Problem description -
For every line in the data below that contains "What", copy the line.
Given entries: Begin
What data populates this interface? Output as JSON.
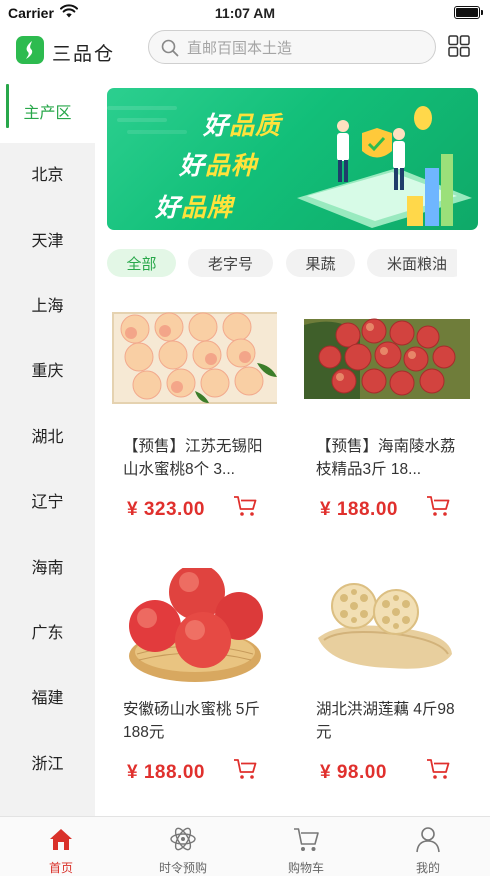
{
  "status_bar": {
    "carrier": "Carrier",
    "time": "11:07 AM"
  },
  "header": {
    "app_name": "三品仓",
    "search_placeholder": "直邮百国本土造"
  },
  "sidebar": {
    "items": [
      "主产区",
      "北京",
      "天津",
      "上海",
      "重庆",
      "湖北",
      "辽宁",
      "海南",
      "广东",
      "福建",
      "浙江"
    ],
    "active_index": 0
  },
  "banner": {
    "lines": [
      {
        "prefix": "好",
        "highlight": "品质"
      },
      {
        "prefix": "好",
        "highlight": "品种"
      },
      {
        "prefix": "好",
        "highlight": "品牌"
      }
    ]
  },
  "category_tabs": {
    "items": [
      "全部",
      "老字号",
      "果蔬",
      "米面粮油"
    ],
    "active_index": 0
  },
  "products": [
    {
      "name": "【预售】江苏无锡阳山水蜜桃8个 3...",
      "price": "¥ 323.00"
    },
    {
      "name": "【预售】海南陵水荔枝精品3斤 18...",
      "price": "¥ 188.00"
    },
    {
      "name": "安徽砀山水蜜桃 5斤 188元",
      "price": "¥ 188.00"
    },
    {
      "name": "湖北洪湖莲藕 4斤98元",
      "price": "¥ 98.00"
    }
  ],
  "tab_bar": {
    "items": [
      {
        "label": "首页",
        "icon": "home-icon"
      },
      {
        "label": "时令预购",
        "icon": "atom-icon"
      },
      {
        "label": "购物车",
        "icon": "cart-icon"
      },
      {
        "label": "我的",
        "icon": "user-icon"
      }
    ],
    "active_index": 0
  },
  "colors": {
    "brand": "#28a74a",
    "price": "#e0302d",
    "active_tab": "#d9312a"
  }
}
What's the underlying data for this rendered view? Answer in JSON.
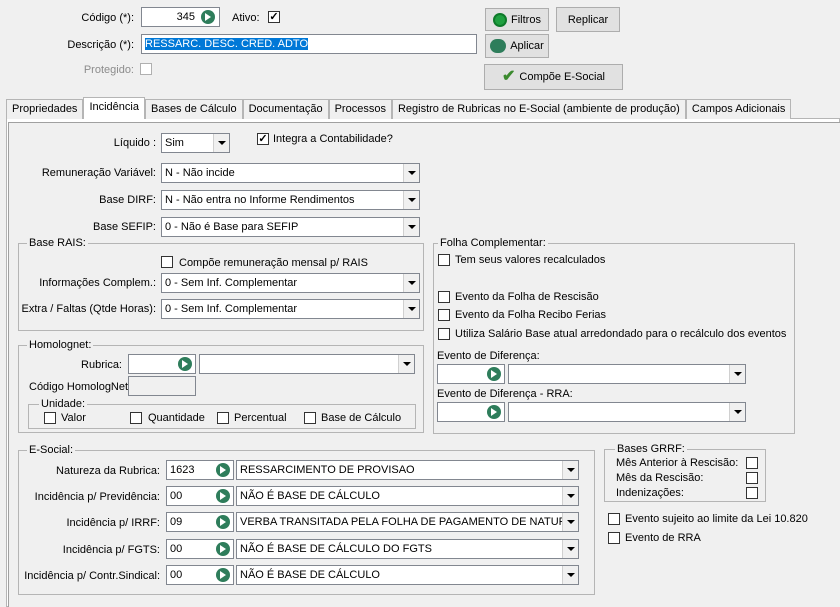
{
  "header": {
    "codigo_label": "Código (*):",
    "codigo_value": "345",
    "ativo_label": "Ativo:",
    "ativo_checked": true,
    "descricao_label": "Descrição (*):",
    "descricao_value": "RESSARC. DESC. CRED. ADTO",
    "protegido_label": "Protegido:",
    "filtros_label": "Filtros",
    "replicar_label": "Replicar",
    "aplicar_label": "Aplicar",
    "compoe_label": "Compõe E-Social"
  },
  "tabs": [
    "Propriedades",
    "Incidência",
    "Bases de Cálculo",
    "Documentação",
    "Processos",
    "Registro de Rubricas no E-Social (ambiente de produção)",
    "Campos Adicionais"
  ],
  "active_tab": "Incidência",
  "main": {
    "liquido_label": "Líquido :",
    "liquido_value": "Sim",
    "integra_label": "Integra a Contabilidade?",
    "integra_checked": true,
    "remun_label": "Remuneração Variável:",
    "remun_value": "N - Não incide",
    "dirf_label": "Base DIRF:",
    "dirf_value": "N - Não entra no Informe Rendimentos",
    "sefip_label": "Base SEFIP:",
    "sefip_value": "0 - Não é Base para SEFIP"
  },
  "rais": {
    "title": "Base RAIS:",
    "compoe_label": "Compõe remuneração mensal p/ RAIS",
    "info_label": "Informações Complem.:",
    "info_value": "0 - Sem Inf. Complementar",
    "extra_label": "Extra / Faltas (Qtde Horas):",
    "extra_value": "0 - Sem Inf. Complementar"
  },
  "homolognet": {
    "title": "Homolognet:",
    "rubrica_label": "Rubrica:",
    "codigo_label": "Código HomologNet",
    "unidade_label": "Unidade:",
    "valor_label": "Valor",
    "quantidade_label": "Quantidade",
    "percentual_label": "Percentual",
    "base_label": "Base de Cálculo"
  },
  "folha": {
    "title": "Folha Complementar:",
    "recalc_label": "Tem seus valores recalculados",
    "rescisao_label": "Evento da Folha de Rescisão",
    "ferias_label": "Evento da Folha Recibo Ferias",
    "salario_label": "Utiliza Salário Base atual arredondado para o recálculo dos eventos",
    "diferenca_label": "Evento de Diferença:",
    "diferenca_rra_label": "Evento de Diferença - RRA:"
  },
  "esocial": {
    "title": "E-Social:",
    "natureza_label": "Natureza da Rubrica:",
    "natureza_code": "1623",
    "natureza_value": "RESSARCIMENTO DE PROVISAO",
    "prev_label": "Incidência p/ Previdência:",
    "prev_code": "00",
    "prev_value": "NÃO É BASE DE CÁLCULO",
    "irrf_label": "Incidência p/ IRRF:",
    "irrf_code": "09",
    "irrf_value": "VERBA TRANSITADA PELA FOLHA DE PAGAMENTO DE NATUREZ",
    "fgts_label": "Incidência p/ FGTS:",
    "fgts_code": "00",
    "fgts_value": "NÃO É BASE DE CÁLCULO DO FGTS",
    "sind_label": "Incidência p/ Contr.Sindical:",
    "sind_code": "00",
    "sind_value": "NÃO É BASE DE CÁLCULO"
  },
  "grrf": {
    "title": "Bases GRRF:",
    "mes_anterior_label": "Mês Anterior à Rescisão:",
    "mes_rescisao_label": "Mês da Rescisão:",
    "indenizacoes_label": "Indenizações:"
  },
  "lei_label": "Evento sujeito ao limite da Lei 10.820",
  "rra_label": "Evento de RRA",
  "colors": {
    "selection": "#0078d7",
    "icon_green": "#2e7d5b"
  }
}
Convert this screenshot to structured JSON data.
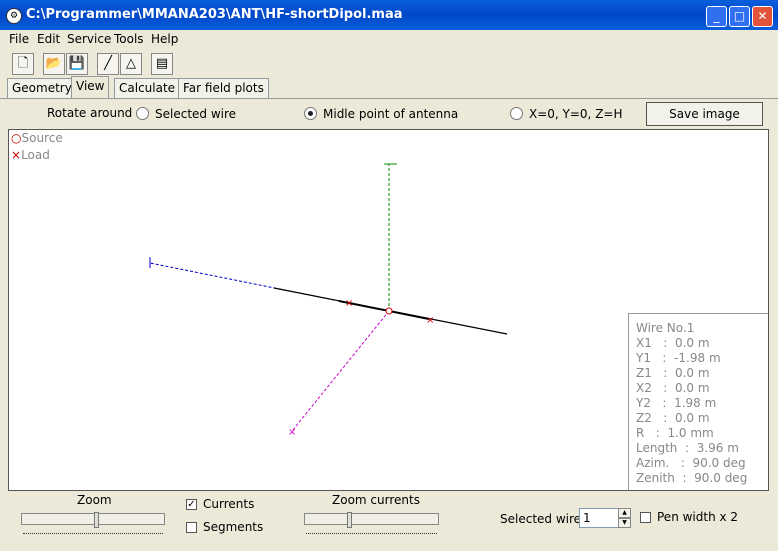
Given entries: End
Expected answer -
What data populates this interface? Output as JSON.
What's the underlying data for this rendered view? Answer in JSON.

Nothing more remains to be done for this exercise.